Start of Block

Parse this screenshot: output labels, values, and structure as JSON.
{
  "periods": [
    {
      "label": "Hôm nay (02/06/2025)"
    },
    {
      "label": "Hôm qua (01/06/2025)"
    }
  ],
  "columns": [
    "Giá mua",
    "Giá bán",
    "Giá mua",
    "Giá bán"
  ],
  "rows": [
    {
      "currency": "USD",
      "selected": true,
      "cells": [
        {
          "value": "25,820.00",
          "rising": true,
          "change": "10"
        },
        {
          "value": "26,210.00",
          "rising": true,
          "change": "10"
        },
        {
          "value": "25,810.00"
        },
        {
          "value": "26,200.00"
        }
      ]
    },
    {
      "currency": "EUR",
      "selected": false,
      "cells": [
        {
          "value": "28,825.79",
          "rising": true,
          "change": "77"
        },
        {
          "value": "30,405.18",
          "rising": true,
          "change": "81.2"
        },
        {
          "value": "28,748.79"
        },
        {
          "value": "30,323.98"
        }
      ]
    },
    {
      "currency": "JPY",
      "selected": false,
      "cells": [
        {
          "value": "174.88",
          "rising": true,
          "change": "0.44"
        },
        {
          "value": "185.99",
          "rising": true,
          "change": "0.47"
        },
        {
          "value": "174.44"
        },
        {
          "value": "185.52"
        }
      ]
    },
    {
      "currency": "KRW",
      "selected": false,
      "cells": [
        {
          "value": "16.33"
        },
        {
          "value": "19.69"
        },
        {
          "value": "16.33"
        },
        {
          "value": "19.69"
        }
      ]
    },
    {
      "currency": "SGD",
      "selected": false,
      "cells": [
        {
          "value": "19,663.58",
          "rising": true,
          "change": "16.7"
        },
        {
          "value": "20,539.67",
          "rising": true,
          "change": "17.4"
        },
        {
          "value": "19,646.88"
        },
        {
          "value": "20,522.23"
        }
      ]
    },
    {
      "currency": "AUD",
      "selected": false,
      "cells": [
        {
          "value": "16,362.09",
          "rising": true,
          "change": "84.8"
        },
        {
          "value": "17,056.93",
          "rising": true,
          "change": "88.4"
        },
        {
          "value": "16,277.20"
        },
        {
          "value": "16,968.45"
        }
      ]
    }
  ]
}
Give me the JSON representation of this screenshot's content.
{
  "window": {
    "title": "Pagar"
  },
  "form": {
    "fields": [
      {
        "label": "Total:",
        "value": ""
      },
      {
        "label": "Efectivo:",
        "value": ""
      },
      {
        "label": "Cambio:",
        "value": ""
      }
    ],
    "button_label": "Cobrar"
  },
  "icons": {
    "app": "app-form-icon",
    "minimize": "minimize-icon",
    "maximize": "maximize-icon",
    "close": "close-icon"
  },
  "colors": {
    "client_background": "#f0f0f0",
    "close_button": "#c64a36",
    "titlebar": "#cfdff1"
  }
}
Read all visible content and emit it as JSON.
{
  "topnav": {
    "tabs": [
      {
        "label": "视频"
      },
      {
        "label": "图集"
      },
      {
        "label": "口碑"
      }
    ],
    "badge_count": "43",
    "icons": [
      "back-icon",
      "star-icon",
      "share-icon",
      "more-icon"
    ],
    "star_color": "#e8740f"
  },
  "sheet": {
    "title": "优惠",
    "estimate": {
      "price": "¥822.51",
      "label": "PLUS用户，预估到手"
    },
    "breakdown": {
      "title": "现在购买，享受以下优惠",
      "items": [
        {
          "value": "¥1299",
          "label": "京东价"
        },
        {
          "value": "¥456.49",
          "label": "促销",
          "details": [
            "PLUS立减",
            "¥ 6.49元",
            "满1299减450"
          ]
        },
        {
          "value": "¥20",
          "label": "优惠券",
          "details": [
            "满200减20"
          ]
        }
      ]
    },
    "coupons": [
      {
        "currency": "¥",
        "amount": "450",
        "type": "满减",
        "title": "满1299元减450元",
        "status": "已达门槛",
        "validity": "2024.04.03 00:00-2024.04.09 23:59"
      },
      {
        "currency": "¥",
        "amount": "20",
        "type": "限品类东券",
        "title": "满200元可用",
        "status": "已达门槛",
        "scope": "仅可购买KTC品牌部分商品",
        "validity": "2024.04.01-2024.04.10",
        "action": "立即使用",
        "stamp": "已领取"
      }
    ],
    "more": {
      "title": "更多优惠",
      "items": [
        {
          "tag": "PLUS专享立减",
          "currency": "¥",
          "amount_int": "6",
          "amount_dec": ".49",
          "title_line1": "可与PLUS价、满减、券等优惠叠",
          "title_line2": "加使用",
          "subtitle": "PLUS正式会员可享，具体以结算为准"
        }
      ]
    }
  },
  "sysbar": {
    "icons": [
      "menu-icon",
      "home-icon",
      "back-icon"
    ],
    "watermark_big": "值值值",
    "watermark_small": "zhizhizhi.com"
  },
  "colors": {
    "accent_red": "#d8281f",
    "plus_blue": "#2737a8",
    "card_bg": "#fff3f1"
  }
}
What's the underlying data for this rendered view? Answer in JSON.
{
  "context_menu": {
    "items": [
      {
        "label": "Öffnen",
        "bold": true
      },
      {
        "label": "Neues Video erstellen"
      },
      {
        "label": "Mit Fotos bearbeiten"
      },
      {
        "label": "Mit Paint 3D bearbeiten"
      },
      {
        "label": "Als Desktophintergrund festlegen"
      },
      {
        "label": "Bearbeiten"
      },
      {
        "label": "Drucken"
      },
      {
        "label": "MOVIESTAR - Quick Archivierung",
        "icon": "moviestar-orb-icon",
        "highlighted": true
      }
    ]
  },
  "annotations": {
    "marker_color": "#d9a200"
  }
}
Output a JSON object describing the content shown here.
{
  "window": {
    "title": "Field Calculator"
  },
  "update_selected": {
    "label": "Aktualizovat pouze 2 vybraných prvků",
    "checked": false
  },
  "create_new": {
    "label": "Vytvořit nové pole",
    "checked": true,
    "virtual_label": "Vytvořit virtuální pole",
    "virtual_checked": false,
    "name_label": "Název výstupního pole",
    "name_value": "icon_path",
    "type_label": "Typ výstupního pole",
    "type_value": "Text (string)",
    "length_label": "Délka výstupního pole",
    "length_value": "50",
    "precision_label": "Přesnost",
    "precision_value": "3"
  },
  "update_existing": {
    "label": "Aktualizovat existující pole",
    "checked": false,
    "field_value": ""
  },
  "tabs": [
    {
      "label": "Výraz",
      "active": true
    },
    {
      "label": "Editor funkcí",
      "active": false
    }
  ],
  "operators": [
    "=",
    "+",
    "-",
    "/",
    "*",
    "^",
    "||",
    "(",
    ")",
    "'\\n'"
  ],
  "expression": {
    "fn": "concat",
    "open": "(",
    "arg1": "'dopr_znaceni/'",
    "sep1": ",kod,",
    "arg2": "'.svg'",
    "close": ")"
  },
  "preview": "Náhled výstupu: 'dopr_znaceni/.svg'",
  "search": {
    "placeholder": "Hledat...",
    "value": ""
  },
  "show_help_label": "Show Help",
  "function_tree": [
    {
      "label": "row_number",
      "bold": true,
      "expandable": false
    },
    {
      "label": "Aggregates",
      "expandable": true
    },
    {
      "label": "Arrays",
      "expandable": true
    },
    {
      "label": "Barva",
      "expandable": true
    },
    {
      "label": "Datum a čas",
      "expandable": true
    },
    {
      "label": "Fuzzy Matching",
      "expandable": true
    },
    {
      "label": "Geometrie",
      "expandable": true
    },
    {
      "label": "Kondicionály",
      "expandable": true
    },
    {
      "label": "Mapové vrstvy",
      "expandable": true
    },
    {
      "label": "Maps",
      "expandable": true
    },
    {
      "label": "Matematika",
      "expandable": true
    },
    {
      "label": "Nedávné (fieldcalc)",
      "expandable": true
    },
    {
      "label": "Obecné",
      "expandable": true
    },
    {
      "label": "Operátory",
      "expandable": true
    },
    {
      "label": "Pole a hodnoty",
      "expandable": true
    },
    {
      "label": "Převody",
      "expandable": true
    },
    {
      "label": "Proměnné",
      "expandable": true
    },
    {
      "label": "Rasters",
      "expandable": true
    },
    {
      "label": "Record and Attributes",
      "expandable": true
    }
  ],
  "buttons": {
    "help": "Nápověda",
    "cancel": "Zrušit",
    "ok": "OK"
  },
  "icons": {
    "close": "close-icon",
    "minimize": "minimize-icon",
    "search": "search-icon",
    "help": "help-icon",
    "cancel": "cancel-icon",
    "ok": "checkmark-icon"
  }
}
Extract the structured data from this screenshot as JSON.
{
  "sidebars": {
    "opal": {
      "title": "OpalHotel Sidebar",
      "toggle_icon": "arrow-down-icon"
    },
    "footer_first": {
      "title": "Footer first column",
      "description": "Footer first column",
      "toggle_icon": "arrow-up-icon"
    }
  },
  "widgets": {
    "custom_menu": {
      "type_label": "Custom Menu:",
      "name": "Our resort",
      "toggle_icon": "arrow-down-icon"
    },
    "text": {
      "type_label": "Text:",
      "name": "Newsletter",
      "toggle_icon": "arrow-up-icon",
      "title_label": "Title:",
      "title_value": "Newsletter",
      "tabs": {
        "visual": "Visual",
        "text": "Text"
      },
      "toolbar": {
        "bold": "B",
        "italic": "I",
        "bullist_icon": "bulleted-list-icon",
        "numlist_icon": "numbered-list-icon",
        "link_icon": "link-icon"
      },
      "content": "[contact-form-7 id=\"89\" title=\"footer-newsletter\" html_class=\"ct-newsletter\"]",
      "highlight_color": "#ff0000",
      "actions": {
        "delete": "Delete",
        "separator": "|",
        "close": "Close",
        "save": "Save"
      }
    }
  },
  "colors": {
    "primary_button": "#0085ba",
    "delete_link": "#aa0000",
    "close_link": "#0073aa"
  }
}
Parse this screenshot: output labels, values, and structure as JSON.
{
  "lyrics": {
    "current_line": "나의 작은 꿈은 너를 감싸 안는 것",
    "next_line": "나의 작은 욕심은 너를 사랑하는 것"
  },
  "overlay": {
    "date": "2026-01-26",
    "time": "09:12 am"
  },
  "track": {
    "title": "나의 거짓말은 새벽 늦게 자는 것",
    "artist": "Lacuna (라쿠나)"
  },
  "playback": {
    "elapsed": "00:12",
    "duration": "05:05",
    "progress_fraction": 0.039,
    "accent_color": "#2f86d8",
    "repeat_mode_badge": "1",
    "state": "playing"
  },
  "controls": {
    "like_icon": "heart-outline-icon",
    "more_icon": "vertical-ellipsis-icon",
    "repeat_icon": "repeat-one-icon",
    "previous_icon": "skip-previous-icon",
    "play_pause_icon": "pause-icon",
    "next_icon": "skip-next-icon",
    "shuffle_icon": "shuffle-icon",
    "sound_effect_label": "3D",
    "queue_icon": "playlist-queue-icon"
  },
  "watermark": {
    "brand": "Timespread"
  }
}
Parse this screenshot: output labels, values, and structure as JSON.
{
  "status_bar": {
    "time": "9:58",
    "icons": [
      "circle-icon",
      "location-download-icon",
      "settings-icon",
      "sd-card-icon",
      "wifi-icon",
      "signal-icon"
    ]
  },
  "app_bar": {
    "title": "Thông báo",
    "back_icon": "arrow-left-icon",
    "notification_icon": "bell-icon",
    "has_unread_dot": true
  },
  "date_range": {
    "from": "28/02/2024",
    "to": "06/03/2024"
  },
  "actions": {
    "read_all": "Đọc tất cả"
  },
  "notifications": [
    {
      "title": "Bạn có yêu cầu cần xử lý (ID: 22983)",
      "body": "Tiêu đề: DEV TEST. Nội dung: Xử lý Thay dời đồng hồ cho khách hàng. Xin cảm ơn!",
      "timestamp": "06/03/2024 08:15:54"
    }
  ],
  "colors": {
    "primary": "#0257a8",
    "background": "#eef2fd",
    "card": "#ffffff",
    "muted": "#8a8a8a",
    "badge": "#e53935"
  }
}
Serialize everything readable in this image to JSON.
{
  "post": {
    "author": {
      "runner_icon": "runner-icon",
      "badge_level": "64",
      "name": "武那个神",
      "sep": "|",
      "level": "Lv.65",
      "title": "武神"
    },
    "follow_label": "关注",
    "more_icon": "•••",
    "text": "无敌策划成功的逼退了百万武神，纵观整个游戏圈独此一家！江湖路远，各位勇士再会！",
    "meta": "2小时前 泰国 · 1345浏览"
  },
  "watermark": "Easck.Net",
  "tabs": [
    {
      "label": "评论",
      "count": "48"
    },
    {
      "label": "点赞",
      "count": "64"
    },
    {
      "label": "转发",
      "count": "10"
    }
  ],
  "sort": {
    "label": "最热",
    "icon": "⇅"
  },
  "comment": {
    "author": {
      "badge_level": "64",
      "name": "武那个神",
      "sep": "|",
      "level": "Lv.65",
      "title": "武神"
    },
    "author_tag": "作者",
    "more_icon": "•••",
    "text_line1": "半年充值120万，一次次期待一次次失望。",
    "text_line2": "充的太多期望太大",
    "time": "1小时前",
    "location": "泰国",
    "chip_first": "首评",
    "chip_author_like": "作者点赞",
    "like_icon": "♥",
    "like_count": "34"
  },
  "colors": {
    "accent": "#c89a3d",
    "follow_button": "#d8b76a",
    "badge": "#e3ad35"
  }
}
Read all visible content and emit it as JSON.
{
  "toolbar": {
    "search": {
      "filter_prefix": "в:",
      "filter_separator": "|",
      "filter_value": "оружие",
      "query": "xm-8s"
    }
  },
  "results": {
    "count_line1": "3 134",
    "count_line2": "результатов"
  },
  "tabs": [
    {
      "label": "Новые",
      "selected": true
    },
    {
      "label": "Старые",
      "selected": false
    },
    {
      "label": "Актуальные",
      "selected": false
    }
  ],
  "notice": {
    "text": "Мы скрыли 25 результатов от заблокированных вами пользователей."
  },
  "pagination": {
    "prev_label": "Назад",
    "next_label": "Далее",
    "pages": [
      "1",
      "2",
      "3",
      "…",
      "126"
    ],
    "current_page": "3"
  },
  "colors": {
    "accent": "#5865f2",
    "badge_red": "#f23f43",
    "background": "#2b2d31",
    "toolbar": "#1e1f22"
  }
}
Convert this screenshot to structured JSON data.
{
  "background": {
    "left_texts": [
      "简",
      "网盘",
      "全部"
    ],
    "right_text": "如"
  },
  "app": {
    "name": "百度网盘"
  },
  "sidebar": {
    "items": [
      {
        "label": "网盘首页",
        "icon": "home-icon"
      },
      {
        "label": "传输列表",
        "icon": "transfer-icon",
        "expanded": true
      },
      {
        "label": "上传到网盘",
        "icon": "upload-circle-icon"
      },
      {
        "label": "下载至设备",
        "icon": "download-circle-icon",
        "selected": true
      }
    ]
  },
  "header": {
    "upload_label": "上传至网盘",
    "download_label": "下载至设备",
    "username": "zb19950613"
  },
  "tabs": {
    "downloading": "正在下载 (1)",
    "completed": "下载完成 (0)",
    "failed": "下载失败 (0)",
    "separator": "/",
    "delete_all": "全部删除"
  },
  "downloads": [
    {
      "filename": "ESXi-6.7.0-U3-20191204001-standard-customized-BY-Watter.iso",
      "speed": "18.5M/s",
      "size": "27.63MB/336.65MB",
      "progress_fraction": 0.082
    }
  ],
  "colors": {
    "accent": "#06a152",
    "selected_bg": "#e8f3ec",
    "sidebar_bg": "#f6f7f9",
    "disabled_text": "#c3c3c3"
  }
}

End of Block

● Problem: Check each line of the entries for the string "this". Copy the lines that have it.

● Solved exercise:
Parse this screenshot: output labels, values, and structure as JSON.
Give me the JSON representation of this screenshot's content.
What's the underlying data for this rendered view? Answer in JSON.
Extract the structured data from this screenshot as JSON.
Parse this screenshot: output labels, values, and structure as JSON.
Parse this screenshot: output labels, values, and structure as JSON.
Serialize everything readable in this image to JSON.
Convert this screenshot to structured JSON data.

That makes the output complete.